Edition 26 January, by James Luxford
Three of Hollywood’s most legendary talents align for this fascinating true story, about the courage it takes to speak out against wrongdoing. Directed by Steven Spielberg, The Post stars Meryl Streep as Katharine Graham, the owner of the Washington Post in the 1970’s and the fi rst female owner of a US national newspaper. The Post’s reputation and fortunes are dwindling, until the paper’s editor (Tom Hanks) comes across The Panama Papers, a series of leaks that reveal scandalous truths about America’s involvement in Vietnam. Facing pressure from The White House and shareholders not to publish the paper, name must decide between what’s safe, and what’s right.
A dispute over the publishing of a news story may not sound terribly thrilling, but The Post strikes at the heart of two very fundamental issues in our society. The first is the freedom of the press, and the right of the public to know when the powers that be are misusing their privileges. Spielberg underlines this importance, always letting us know just what’s at stake as entire newsrooms wait for a phone to ring, or shadowy figures turn up at Graham’s door. The second is the story of a woman making her way in a man’s world. Graham, played with superb vulnerability by Streep, is thrown into her position through the death of her husband, and fi ghts to not be seen as a fi gurehead or puppet of her male counterparts who are mired in 70’s era sexism. Again, Spielberg is excellent in his ability to see things from her point of view, and the combination of great acting and directing is exquisite to watch. Now entering the third act of his career, that of Hollywood’s elder statesman, Hanks is glorious to watch without ever stealing his costar’s thunder. He represents the best of journalism, a grizzled newspaper man desperate to beat The New York Times to a story, but also impressing on Katharine, his boss, just why it’s so important to speak up.
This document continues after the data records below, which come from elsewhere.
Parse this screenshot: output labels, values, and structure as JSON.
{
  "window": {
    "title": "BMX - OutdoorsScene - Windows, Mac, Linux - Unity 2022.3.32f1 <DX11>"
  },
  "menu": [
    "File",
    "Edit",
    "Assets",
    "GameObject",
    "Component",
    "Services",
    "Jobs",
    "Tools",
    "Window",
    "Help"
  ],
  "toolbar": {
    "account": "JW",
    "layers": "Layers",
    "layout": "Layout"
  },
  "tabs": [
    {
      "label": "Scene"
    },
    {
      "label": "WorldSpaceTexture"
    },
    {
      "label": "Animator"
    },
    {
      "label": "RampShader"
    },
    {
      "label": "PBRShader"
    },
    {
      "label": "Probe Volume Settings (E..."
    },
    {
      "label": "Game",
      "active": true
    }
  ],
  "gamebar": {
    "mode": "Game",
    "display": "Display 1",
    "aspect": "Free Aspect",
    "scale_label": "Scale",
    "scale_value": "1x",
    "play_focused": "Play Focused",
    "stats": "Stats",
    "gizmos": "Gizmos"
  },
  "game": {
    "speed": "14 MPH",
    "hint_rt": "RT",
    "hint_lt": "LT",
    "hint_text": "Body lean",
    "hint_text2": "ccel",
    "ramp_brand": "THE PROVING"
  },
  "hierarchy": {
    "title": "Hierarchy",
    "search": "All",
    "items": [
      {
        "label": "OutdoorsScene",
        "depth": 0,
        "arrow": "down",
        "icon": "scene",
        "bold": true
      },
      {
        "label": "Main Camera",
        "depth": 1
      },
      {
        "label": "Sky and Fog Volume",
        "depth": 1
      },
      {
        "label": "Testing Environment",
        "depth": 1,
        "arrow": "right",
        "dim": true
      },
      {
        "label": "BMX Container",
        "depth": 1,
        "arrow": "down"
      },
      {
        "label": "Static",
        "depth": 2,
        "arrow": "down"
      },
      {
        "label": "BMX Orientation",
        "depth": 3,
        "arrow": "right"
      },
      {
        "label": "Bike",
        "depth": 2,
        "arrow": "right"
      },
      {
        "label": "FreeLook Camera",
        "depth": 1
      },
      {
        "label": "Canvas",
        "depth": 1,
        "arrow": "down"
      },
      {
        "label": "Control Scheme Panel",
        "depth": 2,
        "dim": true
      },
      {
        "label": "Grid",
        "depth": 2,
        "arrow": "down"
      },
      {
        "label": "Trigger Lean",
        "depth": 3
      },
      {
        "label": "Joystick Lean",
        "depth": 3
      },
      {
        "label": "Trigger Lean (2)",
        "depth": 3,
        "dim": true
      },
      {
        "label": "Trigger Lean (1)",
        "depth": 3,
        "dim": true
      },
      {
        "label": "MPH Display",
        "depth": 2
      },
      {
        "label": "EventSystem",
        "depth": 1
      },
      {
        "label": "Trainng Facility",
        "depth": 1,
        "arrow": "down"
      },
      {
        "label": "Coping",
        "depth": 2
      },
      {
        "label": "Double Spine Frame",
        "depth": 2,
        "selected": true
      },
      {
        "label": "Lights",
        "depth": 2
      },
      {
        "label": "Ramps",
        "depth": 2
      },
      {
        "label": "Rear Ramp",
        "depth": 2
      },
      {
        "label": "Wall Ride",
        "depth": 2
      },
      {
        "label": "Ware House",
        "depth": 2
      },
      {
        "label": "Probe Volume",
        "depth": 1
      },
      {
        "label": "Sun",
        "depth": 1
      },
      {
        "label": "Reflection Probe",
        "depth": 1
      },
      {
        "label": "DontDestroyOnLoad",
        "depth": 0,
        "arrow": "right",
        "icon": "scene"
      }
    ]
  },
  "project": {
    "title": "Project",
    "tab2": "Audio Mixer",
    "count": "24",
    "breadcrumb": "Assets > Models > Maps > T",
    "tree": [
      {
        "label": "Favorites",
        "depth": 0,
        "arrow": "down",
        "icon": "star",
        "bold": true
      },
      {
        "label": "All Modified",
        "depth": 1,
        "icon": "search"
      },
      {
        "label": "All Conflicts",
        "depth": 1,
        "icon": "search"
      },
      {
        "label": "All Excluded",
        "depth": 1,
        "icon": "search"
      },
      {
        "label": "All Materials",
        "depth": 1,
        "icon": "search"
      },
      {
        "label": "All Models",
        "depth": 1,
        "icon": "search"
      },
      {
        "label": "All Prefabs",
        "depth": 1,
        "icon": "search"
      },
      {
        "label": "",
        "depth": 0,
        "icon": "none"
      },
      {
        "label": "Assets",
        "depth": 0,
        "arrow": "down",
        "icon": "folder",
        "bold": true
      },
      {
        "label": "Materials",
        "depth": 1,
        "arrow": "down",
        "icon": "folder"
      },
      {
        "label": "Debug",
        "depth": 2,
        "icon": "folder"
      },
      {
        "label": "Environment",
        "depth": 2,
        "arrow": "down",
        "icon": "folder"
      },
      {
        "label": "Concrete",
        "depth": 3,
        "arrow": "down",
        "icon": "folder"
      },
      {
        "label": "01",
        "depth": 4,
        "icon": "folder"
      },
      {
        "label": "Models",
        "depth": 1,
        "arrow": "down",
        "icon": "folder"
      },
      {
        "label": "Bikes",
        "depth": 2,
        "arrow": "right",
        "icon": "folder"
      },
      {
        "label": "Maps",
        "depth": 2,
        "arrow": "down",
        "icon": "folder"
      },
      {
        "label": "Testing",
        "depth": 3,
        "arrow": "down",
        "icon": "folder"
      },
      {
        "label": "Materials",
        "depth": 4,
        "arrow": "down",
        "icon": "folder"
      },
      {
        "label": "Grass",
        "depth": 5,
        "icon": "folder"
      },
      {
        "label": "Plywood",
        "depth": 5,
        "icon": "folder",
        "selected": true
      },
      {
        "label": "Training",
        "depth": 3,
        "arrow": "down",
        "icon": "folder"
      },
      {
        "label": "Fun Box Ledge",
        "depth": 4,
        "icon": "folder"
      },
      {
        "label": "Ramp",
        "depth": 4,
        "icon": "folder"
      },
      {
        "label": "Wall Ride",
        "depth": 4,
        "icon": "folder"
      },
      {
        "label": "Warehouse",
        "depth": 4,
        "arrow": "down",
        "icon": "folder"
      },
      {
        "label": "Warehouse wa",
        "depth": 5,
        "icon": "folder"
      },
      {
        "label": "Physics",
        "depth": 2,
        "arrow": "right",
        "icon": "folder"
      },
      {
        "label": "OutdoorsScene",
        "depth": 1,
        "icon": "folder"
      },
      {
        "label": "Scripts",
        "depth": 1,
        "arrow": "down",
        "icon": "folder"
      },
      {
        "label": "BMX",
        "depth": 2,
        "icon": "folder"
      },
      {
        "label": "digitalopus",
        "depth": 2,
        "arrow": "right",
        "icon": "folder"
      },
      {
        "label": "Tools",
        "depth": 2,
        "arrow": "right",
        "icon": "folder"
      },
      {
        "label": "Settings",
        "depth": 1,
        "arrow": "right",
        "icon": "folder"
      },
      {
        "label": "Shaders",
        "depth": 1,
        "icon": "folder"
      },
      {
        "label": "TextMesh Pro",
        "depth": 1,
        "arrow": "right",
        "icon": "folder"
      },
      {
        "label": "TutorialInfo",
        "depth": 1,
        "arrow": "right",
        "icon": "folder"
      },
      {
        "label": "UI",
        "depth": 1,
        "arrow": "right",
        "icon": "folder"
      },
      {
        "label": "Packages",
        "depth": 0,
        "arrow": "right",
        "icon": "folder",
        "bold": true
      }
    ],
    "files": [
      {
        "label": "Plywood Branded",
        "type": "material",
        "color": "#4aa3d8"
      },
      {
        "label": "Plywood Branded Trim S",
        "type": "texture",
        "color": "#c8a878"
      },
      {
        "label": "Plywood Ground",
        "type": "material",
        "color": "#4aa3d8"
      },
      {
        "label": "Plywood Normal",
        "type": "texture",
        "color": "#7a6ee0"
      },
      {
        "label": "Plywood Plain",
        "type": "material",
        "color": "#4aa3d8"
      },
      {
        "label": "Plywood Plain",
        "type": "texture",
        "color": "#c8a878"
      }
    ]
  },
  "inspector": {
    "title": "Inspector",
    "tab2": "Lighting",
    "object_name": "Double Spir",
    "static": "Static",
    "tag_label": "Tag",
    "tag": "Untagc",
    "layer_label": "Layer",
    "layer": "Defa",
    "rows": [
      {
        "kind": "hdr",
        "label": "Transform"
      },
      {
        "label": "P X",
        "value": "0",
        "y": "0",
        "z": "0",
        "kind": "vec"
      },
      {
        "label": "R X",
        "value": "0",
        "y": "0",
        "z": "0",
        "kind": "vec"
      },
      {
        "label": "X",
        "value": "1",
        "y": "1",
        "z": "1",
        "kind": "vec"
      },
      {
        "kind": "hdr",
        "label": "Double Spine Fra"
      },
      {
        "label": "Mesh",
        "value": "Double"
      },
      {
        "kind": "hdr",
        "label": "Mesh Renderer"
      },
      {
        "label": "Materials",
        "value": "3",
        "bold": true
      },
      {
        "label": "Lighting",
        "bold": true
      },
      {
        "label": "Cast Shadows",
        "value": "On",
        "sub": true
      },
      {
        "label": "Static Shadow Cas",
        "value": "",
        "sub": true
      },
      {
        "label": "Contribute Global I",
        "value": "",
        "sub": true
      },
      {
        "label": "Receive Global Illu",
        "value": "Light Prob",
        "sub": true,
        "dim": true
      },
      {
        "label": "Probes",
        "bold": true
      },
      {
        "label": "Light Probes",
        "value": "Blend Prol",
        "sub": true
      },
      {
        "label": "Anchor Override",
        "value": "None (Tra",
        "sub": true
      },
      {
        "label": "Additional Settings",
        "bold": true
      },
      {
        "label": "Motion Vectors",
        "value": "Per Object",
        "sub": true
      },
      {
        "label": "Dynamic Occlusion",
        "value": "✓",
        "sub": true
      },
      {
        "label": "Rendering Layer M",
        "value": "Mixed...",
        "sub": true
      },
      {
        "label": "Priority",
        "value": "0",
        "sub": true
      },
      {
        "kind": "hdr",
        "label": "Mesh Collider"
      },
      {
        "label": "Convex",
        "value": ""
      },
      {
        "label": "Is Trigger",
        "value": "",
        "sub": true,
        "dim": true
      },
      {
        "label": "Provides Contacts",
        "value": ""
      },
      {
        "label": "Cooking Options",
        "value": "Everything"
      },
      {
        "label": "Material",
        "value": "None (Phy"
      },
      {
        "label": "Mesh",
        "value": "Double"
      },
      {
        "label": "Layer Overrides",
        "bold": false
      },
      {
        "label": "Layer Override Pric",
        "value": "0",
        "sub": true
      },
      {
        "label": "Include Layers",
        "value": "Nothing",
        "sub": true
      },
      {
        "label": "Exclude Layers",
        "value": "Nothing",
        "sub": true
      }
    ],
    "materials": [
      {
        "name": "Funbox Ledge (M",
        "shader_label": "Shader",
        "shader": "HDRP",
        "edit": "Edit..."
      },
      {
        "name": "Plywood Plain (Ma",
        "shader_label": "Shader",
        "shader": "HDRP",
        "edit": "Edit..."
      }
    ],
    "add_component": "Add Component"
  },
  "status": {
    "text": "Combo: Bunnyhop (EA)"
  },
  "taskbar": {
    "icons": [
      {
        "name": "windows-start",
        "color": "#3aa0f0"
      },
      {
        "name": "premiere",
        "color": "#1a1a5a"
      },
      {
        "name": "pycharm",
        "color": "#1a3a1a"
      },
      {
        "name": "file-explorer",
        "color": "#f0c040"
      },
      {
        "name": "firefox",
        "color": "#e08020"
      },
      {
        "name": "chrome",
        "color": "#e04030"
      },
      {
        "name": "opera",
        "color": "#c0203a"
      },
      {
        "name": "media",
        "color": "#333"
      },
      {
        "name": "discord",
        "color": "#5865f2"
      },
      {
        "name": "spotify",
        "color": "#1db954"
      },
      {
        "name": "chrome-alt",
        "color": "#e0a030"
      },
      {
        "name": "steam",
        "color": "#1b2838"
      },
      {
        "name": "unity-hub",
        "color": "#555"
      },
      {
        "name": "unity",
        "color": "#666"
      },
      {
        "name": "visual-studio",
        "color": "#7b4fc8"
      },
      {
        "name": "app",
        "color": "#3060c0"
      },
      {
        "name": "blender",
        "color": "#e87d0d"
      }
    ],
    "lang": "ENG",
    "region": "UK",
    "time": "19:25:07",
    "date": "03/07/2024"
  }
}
At a time when more people are politically active than ever, The Post is a reminder of just how hard it used to be to stand up for what you believe in. Filmed like the great sweeping dramas of classic Hollywood, it’s a worthy Oscar contender that takes the fi nest creatives the industry has to offer and brings out the very best in them.